Free Migration Project depends on your support to continue our work. This Giving Tuesday, please consider making a tax-deductible donation to enable us to continue fighting for human rights.

Thank you!

Dave Bennion
Executive Director

“Opening the Borders” Campus Seminar Nov. 5

Free Migration Project is co-sponsoring a seminar this Saturday, November 5, titled “Opening the Borders: Free Movement, Free People.” The daylong event will be held at the Rotunda near the campus of University of Pennsylvania in Philadelphia. Speakers include Peter Jaworski, Alex Nowrasteh, Jacqueline Stevens, and Niloufar Khonsari. The event is sponsored by the Institute for Humane Studies, with the collaboration of Free Migration Project and Penn Effective Altruists.

From the IHS event site:

This seminar will cover one of the most contentious issues of this election year: immigration. From classical liberal to progressive perspectives, this nonpartisan event will bring scholars and students together to explore the idea of open borders, offering new insights and inspiration for tackling this important issue.

Tackle provocative questions like:

  • Is there a right to immigrate?
  • What can we do to address problems related to immigration?
  • What’s the historical relationship between states, nations, citizenship, and immigration?

Register now to join top professors and public intellectuals as they present economic, historical, philosophical, and legal cases for the freedom of mobility.
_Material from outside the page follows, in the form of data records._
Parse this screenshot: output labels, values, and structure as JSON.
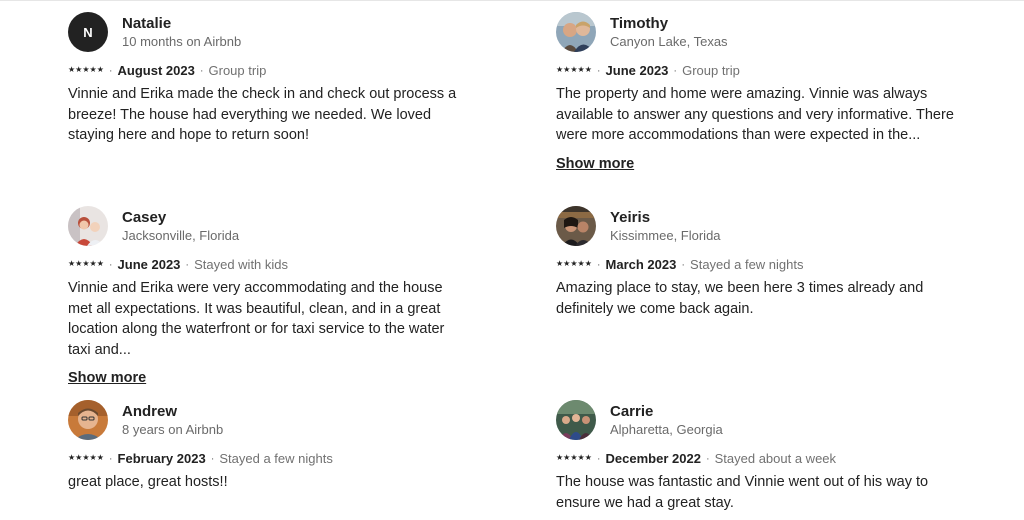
{
  "reviews": [
    {
      "name": "Natalie",
      "subtitle": "10 months on Airbnb",
      "avatar": {
        "type": "initial",
        "initial": "N",
        "icon": "user-initial-avatar"
      },
      "stars": "★★★★★",
      "date": "August 2023",
      "trip": "Group trip",
      "text": "Vinnie and Erika made the check in and check out process a breeze! The house had everything we needed. We loved staying here and hope to return soon!",
      "show_more": ""
    },
    {
      "name": "Timothy",
      "subtitle": "Canyon Lake, Texas",
      "avatar": {
        "type": "photo",
        "icon": "profile-photo"
      },
      "stars": "★★★★★",
      "date": "June 2023",
      "trip": "Group trip",
      "text": "The property and home were amazing. Vinnie was always available to answer any questions and very informative. There were more accommodations than were expected in the...",
      "show_more": "Show more"
    },
    {
      "name": "Casey",
      "subtitle": "Jacksonville, Florida",
      "avatar": {
        "type": "photo",
        "icon": "profile-photo"
      },
      "stars": "★★★★★",
      "date": "June 2023",
      "trip": "Stayed with kids",
      "text": "Vinnie and Erika were very accommodating and the house met all expectations. It was beautiful, clean, and in a great location along the waterfront or for taxi service to the water taxi and...",
      "show_more": "Show more"
    },
    {
      "name": "Yeiris",
      "subtitle": "Kissimmee, Florida",
      "avatar": {
        "type": "photo",
        "icon": "profile-photo"
      },
      "stars": "★★★★★",
      "date": "March 2023",
      "trip": "Stayed a few nights",
      "text": "Amazing place to stay, we been here 3 times already and definitely we come back again.",
      "show_more": ""
    },
    {
      "name": "Andrew",
      "subtitle": "8 years on Airbnb",
      "avatar": {
        "type": "photo",
        "icon": "profile-photo"
      },
      "stars": "★★★★★",
      "date": "February 2023",
      "trip": "Stayed a few nights",
      "text": "great place, great hosts!!",
      "show_more": ""
    },
    {
      "name": "Carrie",
      "subtitle": "Alpharetta, Georgia",
      "avatar": {
        "type": "photo",
        "icon": "profile-photo"
      },
      "stars": "★★★★★",
      "date": "December 2022",
      "trip": "Stayed about a week",
      "text": "The house was fantastic and Vinnie went out of his way to ensure we had a great stay.",
      "show_more": ""
    }
  ]
}
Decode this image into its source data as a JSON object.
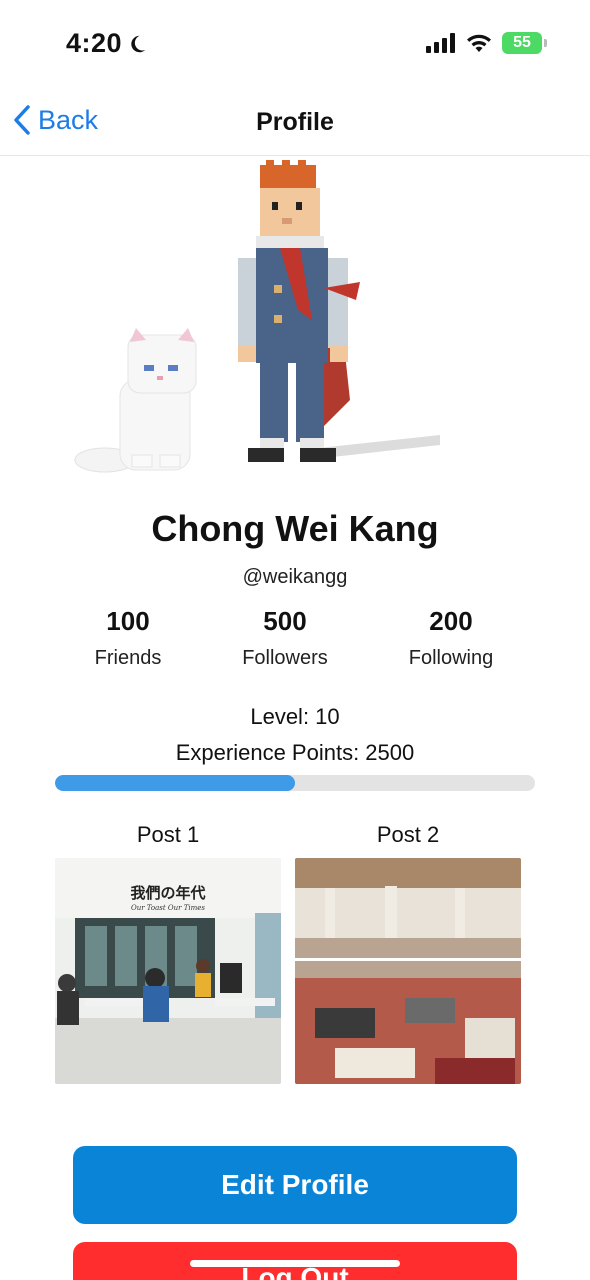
{
  "status_bar": {
    "time": "4:20",
    "battery": "55"
  },
  "nav": {
    "back_label": "Back",
    "title": "Profile"
  },
  "profile": {
    "name": "Chong Wei Kang",
    "username": "@weikangg",
    "stats": [
      {
        "value": "100",
        "label": "Friends"
      },
      {
        "value": "500",
        "label": "Followers"
      },
      {
        "value": "200",
        "label": "Following"
      }
    ],
    "level_text": "Level: 10",
    "xp_text": "Experience Points: 2500",
    "xp_progress": 0.5
  },
  "posts": [
    {
      "title": "Post 1",
      "sign_text": "我們の年代",
      "sign_subtext": "Our Toast Our Times"
    },
    {
      "title": "Post 2"
    }
  ],
  "buttons": {
    "edit_label": "Edit Profile",
    "logout_label": "Log Out"
  },
  "colors": {
    "accent": "#0a84d6",
    "danger": "#ff2d2d",
    "progress": "#3d9be8",
    "link": "#1e7ce6"
  }
}
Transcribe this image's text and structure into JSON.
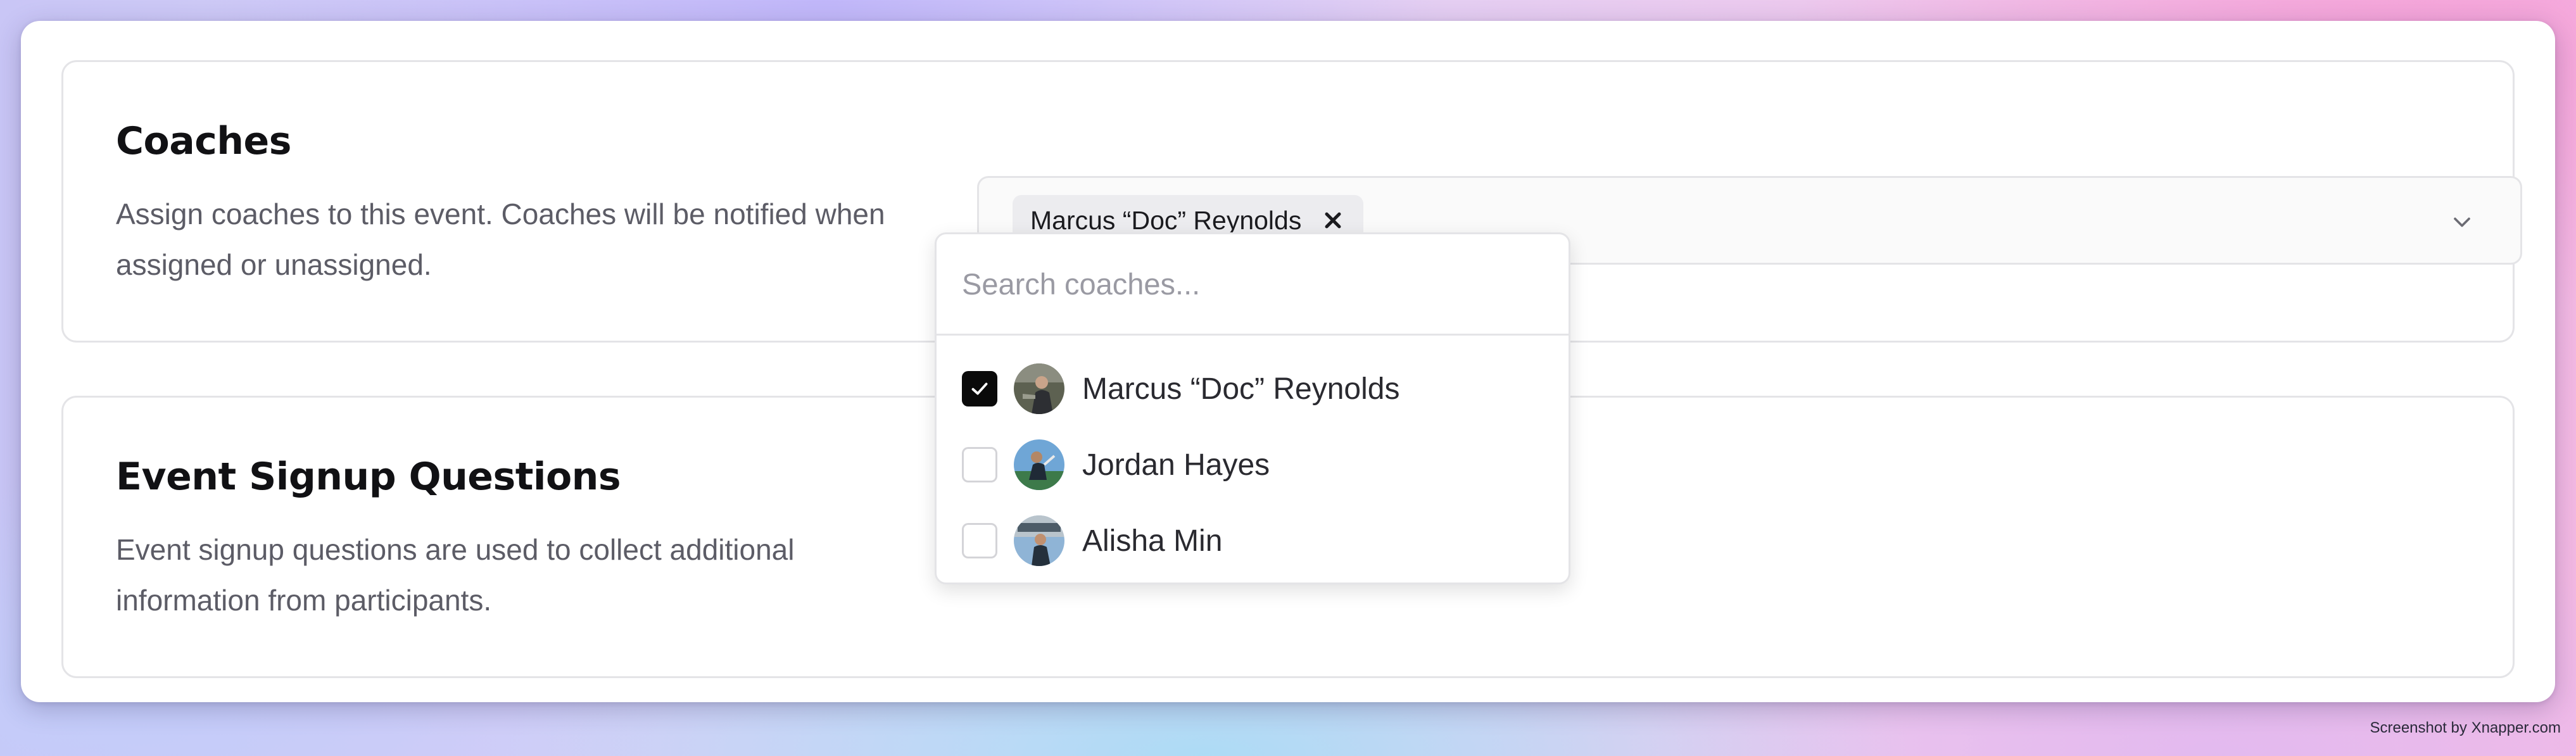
{
  "coaches_section": {
    "title": "Coaches",
    "description": "Assign coaches to this event. Coaches will be notified when assigned or unassigned.",
    "selected_chips": [
      "Marcus “Doc” Reynolds"
    ]
  },
  "dropdown": {
    "search_placeholder": "Search coaches...",
    "search_value": "",
    "options": [
      {
        "label": "Marcus “Doc” Reynolds",
        "checked": true
      },
      {
        "label": "Jordan Hayes",
        "checked": false
      },
      {
        "label": "Alisha Min",
        "checked": false
      }
    ]
  },
  "signup_section": {
    "title": "Event Signup Questions",
    "description": "Event signup questions are used to collect additional information from participants."
  },
  "icons": {
    "chip_remove": "close-icon",
    "combobox_toggle": "chevron-down-icon",
    "checkbox_mark": "check-icon"
  },
  "colors": {
    "checkbox_checked": "#0a0a0a",
    "border": "#e4e4e7",
    "chip_bg": "#ececef"
  },
  "watermark": "Screenshot by Xnapper.com"
}
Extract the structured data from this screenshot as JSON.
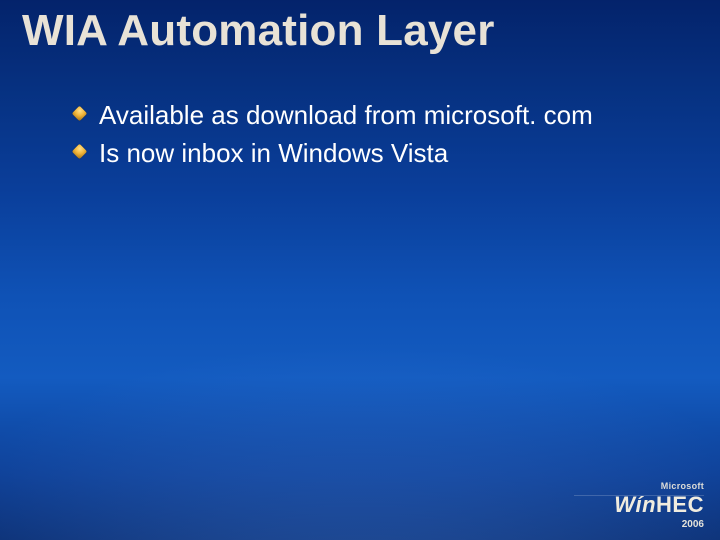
{
  "title": "WIA Automation Layer",
  "bullets": [
    "Available as download from microsoft. com",
    "Is now inbox in Windows Vista"
  ],
  "logo": {
    "top": "Microsoft",
    "brand_prefix": "Wín",
    "brand_suffix": "HEC",
    "year": "2006"
  }
}
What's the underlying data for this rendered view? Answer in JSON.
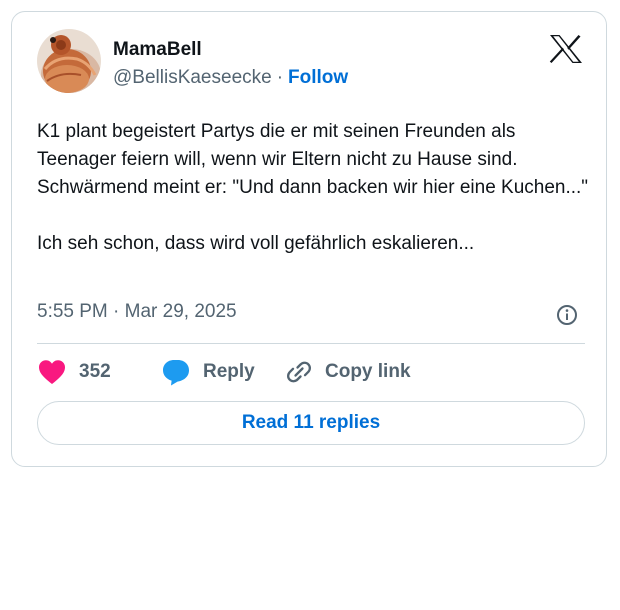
{
  "author": {
    "display_name": "MamaBell",
    "handle": "@BellisKaeseecke",
    "separator": "·",
    "follow_label": "Follow",
    "avatar_icon": "profile-photo-redhead-bun"
  },
  "brand": {
    "logo_icon": "x-logo-icon"
  },
  "tweet": {
    "text": "K1 plant begeistert Partys die er mit seinen Freunden als Teenager feiern will, wenn wir Eltern nicht zu Hause sind. Schwärmend meint er: \"Und dann backen wir hier eine Kuchen...\"\n\nIch seh schon, dass wird voll gefährlich eskalieren...",
    "time": "5:55 PM",
    "meta_separator": "·",
    "date": "Mar 29, 2025"
  },
  "actions": {
    "like_count": "352",
    "reply_label": "Reply",
    "copy_link_label": "Copy link"
  },
  "read_replies_label": "Read 11 replies",
  "colors": {
    "like": "#f91880",
    "reply": "#1d9bf0",
    "link": "#006fd6",
    "muted": "#536471",
    "border": "#cfd9de"
  }
}
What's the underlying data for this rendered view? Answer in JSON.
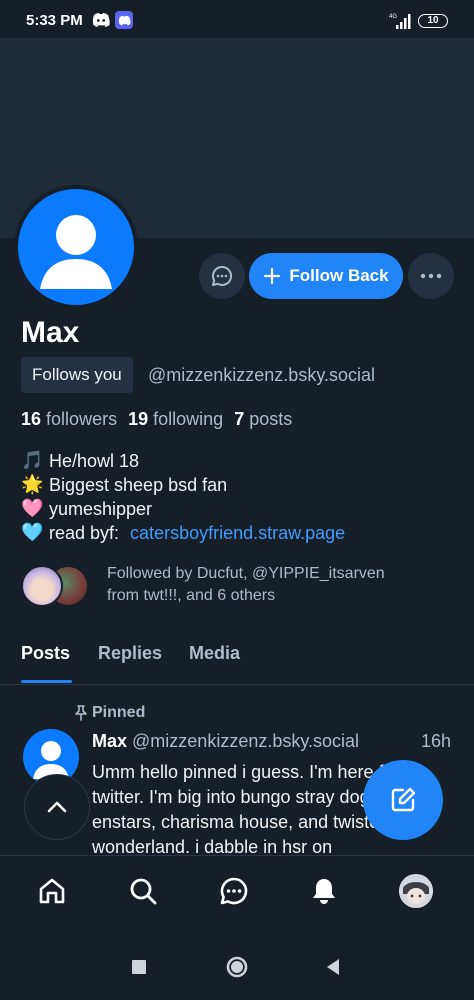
{
  "status_bar": {
    "time": "5:33 PM",
    "icons": [
      "discord-icon",
      "discord-icon"
    ],
    "network_label": "4G",
    "battery": "10"
  },
  "profile": {
    "display_name": "Max",
    "follows_you_label": "Follows you",
    "handle": "@mizzenkizzenz.bsky.social",
    "follow_back_label": "Follow Back",
    "stats": {
      "followers_count": "16",
      "followers_label": "followers",
      "following_count": "19",
      "following_label": "following",
      "posts_count": "7",
      "posts_label": "posts"
    },
    "bio": [
      {
        "emoji": "🎵",
        "text": "He/howl 18"
      },
      {
        "emoji": "🌟",
        "text": "Biggest sheep bsd fan"
      },
      {
        "emoji": "🩷",
        "text": "yumeshipper"
      },
      {
        "emoji": "🩵",
        "text": "read byf: ",
        "link": "catersboyfriend.straw.page"
      }
    ],
    "followed_by_line1": "Followed by Ducfut, @YIPPIE_itsarven",
    "followed_by_line2": "from twt!!!, and 6 others"
  },
  "tabs": [
    "Posts",
    "Replies",
    "Media"
  ],
  "active_tab": "Posts",
  "post": {
    "pinned_label": "Pinned",
    "author": "Max",
    "handle": "@mizzenkizzenz.bsky.social",
    "time": "16h",
    "text": "Umm hello pinned i guess. I'm here from twitter. I'm big into bungo stray dogs, enstars, charisma house, and twisted wonderland. i dabble in hsr on"
  },
  "bottom_nav": [
    "home-icon",
    "search-icon",
    "chat-icon",
    "notifications-icon",
    "profile-avatar"
  ],
  "colors": {
    "background": "#161e27",
    "banner": "#1e2a37",
    "accent": "#2185f8",
    "link": "#3f9dff",
    "muted_text": "#aebbc9"
  }
}
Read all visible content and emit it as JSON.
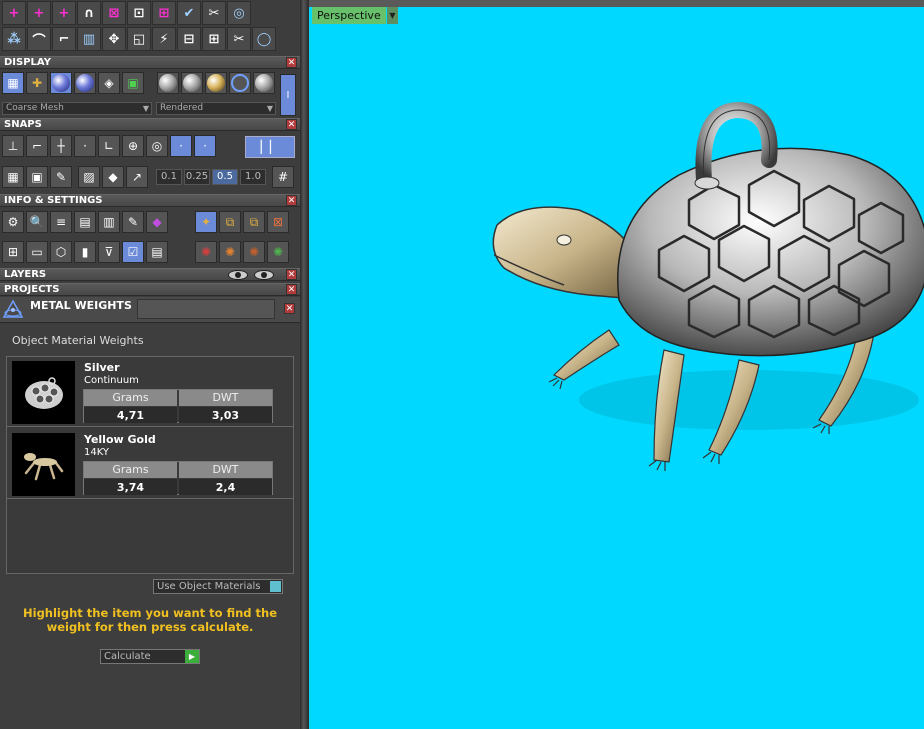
{
  "toolbar_rows": [
    [
      "+",
      "+",
      "+",
      "∩",
      "⊠",
      "⊡",
      "⊞",
      "✔",
      "✂",
      "◎"
    ],
    [
      "⁂",
      "⌒",
      "⌐",
      "▥",
      "✥",
      "◱",
      "⚡",
      "⊟",
      "⊞",
      "✂",
      "◯"
    ]
  ],
  "display": {
    "title": "DISPLAY",
    "mesh_option": "Coarse Mesh",
    "render_option": "Rendered"
  },
  "snaps": {
    "title": "SNAPS",
    "values": [
      "0.1",
      "0.25",
      "0.5",
      "1.0"
    ],
    "active_value": "0.5"
  },
  "info_settings": {
    "title": "INFO & SETTINGS"
  },
  "layers": {
    "title": "LAYERS"
  },
  "projects": {
    "title": "PROJECTS"
  },
  "metal_weights": {
    "title": "METAL WEIGHTS",
    "section_label": "Object Material Weights",
    "col_grams": "Grams",
    "col_dwt": "DWT",
    "items": [
      {
        "name": "Silver",
        "alloy": "Continuum",
        "grams": "4,71",
        "dwt": "3,03"
      },
      {
        "name": "Yellow Gold",
        "alloy": "14KY",
        "grams": "3,74",
        "dwt": "2,4"
      }
    ],
    "use_object_materials": "Use Object Materials",
    "hint": "Highlight the item you want to find the weight for then press calculate.",
    "calculate": "Calculate"
  },
  "viewport": {
    "label": "Perspective",
    "background": "#00d8ff"
  },
  "colors": {
    "panel": "#3d3d3d",
    "hint": "#f0c020",
    "close": "#b13a3a"
  }
}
There should be some interesting conversations, and an opportunity for people of different ideological leanings to discuss a topic of common interest: open borders. I’ll post an update here after the seminar.

–Dave Bennion